Sunday, January 16, 1966
This episode is from the WNYC archives. It may contain language which is no longer politically or socially appropriate.
Maurice Dolbier welcomes journalist Janet Flanner, Genet, to the podium to introduce David Schoenbrun, author of the biography "The Three Lives of Charles De Gaulle." Schienbrum pays tribute to the other speakers on the dais, and makes connections between his work and theirs. He then tells several funny stories relating to De Gaulle. He speaks of De Gaulle's perception of his own ancestors. He makes it clear that he does not believe another war such as World War II will ever happen again, and that the men who took part in the war were also completely unique.
Next, Dolbier introduces publisher Bennett Cerf, author of "Laugh Day." He reminds the audience that laughter is very important.Cerf notes that he believes American's under rate themselves - he tells a couple of stories about the nice people he has met during his travels around the country. The first story is about the president of the University of New Mexico in Albuquerque and an instructor's five year old son. The next story takes place at the Neiman Marcus in Dallas, TX. He encourages people to help one another and be kind. He endorses John Lindsey at the end of his speech.
Finally, Barbara Tuchman, author of "The Proud Tower," a book describing the world before the first World War. Several references are made to another of her books, "The Guns of August." She discusses the role of the historian. She laments the use of the term "non-fiction" to describe her work, and wishes that the term "realitor" had not be taken by those who work in the sale of land. She takes exception to the dictionary definition of fiction, which places imagination at odds with fact.
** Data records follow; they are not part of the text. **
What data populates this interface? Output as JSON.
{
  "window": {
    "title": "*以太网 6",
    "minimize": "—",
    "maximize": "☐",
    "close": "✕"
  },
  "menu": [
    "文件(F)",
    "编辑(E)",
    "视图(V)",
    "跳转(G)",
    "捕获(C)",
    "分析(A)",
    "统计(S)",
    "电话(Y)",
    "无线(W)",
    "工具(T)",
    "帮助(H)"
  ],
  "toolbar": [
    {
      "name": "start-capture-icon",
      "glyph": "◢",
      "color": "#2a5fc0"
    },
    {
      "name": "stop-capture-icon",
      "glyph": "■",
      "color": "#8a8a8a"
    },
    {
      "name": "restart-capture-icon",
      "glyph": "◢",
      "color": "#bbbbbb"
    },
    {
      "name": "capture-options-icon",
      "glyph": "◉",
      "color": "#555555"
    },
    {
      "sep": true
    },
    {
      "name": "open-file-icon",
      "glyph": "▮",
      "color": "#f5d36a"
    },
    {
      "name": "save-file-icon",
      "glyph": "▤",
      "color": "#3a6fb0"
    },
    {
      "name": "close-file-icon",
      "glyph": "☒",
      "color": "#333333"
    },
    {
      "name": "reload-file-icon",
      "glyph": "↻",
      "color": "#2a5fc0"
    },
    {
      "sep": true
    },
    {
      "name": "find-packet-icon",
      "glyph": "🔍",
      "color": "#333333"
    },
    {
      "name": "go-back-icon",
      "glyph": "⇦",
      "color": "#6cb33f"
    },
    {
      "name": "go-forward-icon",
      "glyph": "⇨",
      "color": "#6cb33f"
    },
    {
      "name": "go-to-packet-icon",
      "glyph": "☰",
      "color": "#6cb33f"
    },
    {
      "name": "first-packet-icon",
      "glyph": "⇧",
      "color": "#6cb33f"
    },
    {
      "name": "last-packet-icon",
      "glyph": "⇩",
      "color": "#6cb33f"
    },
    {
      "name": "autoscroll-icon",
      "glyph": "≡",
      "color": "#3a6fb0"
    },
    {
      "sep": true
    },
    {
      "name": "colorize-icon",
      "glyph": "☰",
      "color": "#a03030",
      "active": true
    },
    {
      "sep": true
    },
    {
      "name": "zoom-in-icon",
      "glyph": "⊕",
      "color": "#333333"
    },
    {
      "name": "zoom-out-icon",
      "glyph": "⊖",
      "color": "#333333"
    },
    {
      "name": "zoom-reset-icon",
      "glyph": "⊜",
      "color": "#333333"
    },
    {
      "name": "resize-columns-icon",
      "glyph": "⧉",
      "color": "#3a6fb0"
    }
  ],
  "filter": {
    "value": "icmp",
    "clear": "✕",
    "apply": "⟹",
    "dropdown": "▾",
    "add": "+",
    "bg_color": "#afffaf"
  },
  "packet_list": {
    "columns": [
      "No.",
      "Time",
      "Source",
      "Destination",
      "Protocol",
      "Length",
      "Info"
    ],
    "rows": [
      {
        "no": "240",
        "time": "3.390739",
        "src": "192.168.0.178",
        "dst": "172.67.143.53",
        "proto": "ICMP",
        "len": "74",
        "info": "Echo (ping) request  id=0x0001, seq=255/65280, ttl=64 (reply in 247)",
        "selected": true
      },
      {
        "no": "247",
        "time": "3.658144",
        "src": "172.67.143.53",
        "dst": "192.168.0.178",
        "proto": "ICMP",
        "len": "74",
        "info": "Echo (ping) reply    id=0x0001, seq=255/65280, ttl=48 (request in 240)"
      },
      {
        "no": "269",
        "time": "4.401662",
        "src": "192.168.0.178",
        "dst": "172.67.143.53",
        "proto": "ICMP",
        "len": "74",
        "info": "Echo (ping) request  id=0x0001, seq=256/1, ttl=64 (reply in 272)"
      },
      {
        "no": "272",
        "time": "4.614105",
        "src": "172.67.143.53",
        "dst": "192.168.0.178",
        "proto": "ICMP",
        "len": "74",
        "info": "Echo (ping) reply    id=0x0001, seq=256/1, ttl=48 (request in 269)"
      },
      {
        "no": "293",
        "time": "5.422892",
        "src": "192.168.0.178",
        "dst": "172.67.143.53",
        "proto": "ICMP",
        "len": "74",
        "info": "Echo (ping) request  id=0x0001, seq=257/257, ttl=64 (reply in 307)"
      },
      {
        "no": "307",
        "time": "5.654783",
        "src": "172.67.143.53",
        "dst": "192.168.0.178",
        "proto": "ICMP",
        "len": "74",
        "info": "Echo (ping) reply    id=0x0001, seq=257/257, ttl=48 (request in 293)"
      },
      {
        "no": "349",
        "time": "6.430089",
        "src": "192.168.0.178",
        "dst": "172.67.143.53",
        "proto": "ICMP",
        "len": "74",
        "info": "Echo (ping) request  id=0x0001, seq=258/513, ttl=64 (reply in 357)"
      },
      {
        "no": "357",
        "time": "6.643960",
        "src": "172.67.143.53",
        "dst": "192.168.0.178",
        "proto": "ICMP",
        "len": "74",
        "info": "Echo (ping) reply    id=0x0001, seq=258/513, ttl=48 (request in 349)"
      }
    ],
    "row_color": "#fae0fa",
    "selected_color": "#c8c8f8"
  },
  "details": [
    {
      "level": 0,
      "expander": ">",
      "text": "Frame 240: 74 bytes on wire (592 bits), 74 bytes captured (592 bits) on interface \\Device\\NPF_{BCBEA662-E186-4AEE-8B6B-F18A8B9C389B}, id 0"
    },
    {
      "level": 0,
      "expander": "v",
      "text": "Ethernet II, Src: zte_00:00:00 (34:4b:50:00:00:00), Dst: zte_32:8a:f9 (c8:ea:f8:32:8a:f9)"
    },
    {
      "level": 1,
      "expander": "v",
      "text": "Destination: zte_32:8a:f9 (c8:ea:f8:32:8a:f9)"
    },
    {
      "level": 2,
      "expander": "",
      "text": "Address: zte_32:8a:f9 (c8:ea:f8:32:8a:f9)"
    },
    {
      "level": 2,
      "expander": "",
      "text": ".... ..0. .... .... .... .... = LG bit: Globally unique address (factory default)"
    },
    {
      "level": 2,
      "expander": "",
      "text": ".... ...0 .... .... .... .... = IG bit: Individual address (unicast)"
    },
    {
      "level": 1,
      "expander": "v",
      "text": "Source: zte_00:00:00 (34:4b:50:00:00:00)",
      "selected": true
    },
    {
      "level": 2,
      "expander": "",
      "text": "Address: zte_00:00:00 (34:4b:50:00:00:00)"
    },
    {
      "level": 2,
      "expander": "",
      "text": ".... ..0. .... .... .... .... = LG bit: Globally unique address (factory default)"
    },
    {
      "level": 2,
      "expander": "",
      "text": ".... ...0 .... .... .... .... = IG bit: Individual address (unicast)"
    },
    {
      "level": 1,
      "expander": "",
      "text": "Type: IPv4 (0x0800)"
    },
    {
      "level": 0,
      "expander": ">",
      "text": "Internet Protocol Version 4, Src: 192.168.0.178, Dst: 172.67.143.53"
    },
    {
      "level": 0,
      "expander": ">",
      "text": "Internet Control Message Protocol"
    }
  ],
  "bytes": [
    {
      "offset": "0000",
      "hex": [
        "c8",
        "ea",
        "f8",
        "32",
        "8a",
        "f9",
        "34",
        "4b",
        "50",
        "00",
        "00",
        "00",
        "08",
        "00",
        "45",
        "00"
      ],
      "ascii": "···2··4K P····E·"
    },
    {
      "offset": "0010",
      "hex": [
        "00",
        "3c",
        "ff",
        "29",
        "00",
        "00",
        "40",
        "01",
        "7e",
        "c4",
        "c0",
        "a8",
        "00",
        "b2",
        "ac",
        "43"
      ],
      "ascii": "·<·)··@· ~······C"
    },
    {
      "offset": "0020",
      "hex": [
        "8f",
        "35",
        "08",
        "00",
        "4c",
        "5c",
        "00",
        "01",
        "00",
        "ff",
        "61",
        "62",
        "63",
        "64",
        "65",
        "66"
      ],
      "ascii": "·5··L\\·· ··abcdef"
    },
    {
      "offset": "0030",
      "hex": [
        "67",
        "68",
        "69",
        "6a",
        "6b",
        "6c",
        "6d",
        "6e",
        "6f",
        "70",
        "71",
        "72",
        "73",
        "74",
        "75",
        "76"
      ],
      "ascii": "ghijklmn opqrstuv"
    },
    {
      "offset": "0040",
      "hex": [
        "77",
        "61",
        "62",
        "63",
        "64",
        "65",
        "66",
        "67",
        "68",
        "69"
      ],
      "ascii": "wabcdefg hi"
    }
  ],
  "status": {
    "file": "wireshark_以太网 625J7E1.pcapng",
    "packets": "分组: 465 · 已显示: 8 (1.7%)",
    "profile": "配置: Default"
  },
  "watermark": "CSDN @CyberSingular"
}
She discusses the elements of writing: language, structure.
Audio courtesy of the NYC Municipal Archives WNYC Collection
WNYC archives id: 71336
Municipal archives id: T1741